“Hardly a week goes by when we don’t discover a child who has never been in school.”
On a recent afternoon, during a shift change outside a Wayne Farms plant, hundreds of white, Black and Latino workers came and went. Many of the Hispanic workers filed in and out of white vans, deployed by local staffing firms to get them to and from the plant. Some firms deduct as much as $40 a week from employees’ paychecks for the service, four workers told Reuters.
As rumors spread here of federal investigations over the summer, plant operators said they took steps to ensure no unauthorized workers had slipped into their workforce. Wayne Farms told Reuters it placed plant managers on “high alert” for underage workers, conducted anti-fraud training with human resources staff and warned contractors to avoid any questionable hires. Pilgrim’s said it too remained vigilant, telling Reuters it relies on staffing firms infrequently and that it only works with “reputable agencies.”

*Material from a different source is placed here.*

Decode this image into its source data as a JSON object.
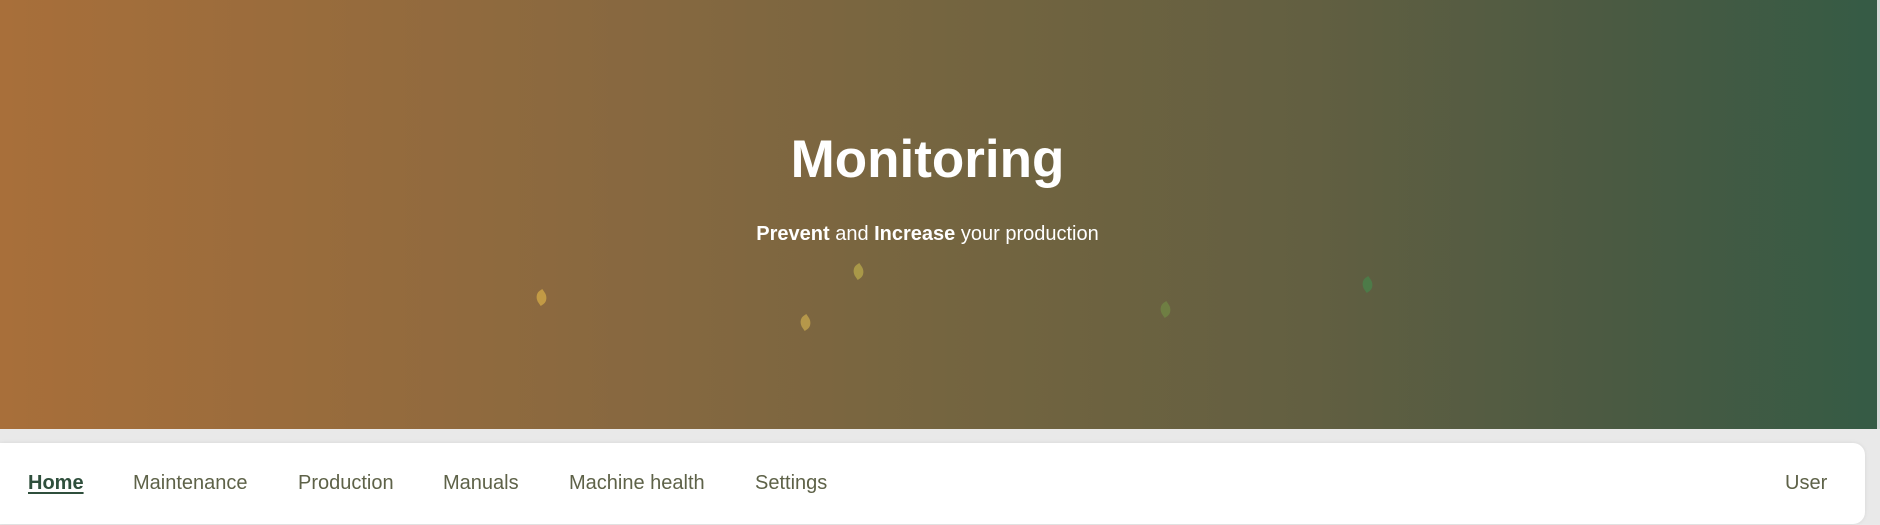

The plants’ growing demand for staff is clear.
A Wayne Farms billboard near Enterprise recently advertised sign-up bonuses of $1,500 for new workers. Pilgrim’s told Reuters at times it has offered a bonus of up to $3,000 for new hires on its graveyard shift. The bonuses, though, are only for direct employees, not the workers who cycle through via staffing agencies.
In Enterprise, signs for half a dozen staffing firms offer area jobs, posted at strip malls and other local office spaces.
Some of those firms operate through limited liability corporations registered to the family of Jaime Castillo, a local businessman and longtime resident originally from Nicaragua. A LinkedIn profile for Jaime Castillo Jr, his son, recently said the family businesses employ more than 2,000 workers in the poultry industry. Among the facilities the Castillos provide workers for, according to people familiar with their contracts, is the plant operated by Wayne Farms near Enterprise.
The Castillo operations are under investigation by the Department of Labor, or DOL, for potential violations involving migrant labor, according to two people with knowledge of the probes. It’s unclear whether the investigation has led to conclusive findings. Reuters found no public record of any wrongdoing by the Castillo businesses.
A DOL spokesperson declined to comment on any ongoing investigation.
In a written statement to Reuters, Jaime Castillo Jr. said his family’s businesses have built a “vested relationship with the community” over two decades. The businesses, he added, ensure “no wage disparity, compliance with all federal and state laws, and compliance with all agencies inquiring about the welfare and/or fair treatment of employees.”
He didn’t respond to a question specifically inquiring about the federal probe.
Despite the scrutiny, it’s business as usual in Enterprise.
Migrants and longtime locals live and work alongside one another with little trouble, even if authorities are increasingly aware of the growing number of minors like Amelia. “Hardly a week goes by when we don’t discover a child who has never been in school,” Judy Crowley, executive director of the Coffee County family services center, a local nonprofit, told Reuters.
Amelia said she is aware of the risks she faces – legal problems, loss of income, deportation – but is resolved to keep working. She rarely leaves Rosa’s trailer except to head to and from the chicken plant. When not working, she scrolls her phone in the dark rooms of the trailer.
One day, she said, she hopes to return to Guatemala. First, though, she must continue wiring most of her wages home, where her parents pay off the loan sharks and what she said is a dizzying interest rate of 10% per month. She’ll return, she said, “if I ever have the means.”
Undocumented and Underage
By Joshua Schneyer, Mica Rosenberg and Kristina Cooke
Graphics: Chris Canipe
Feature photography: Alyssa Pointer
Photo editing: Corrine Perkins
Art direction: John Emerson
Edited by Paulo Prada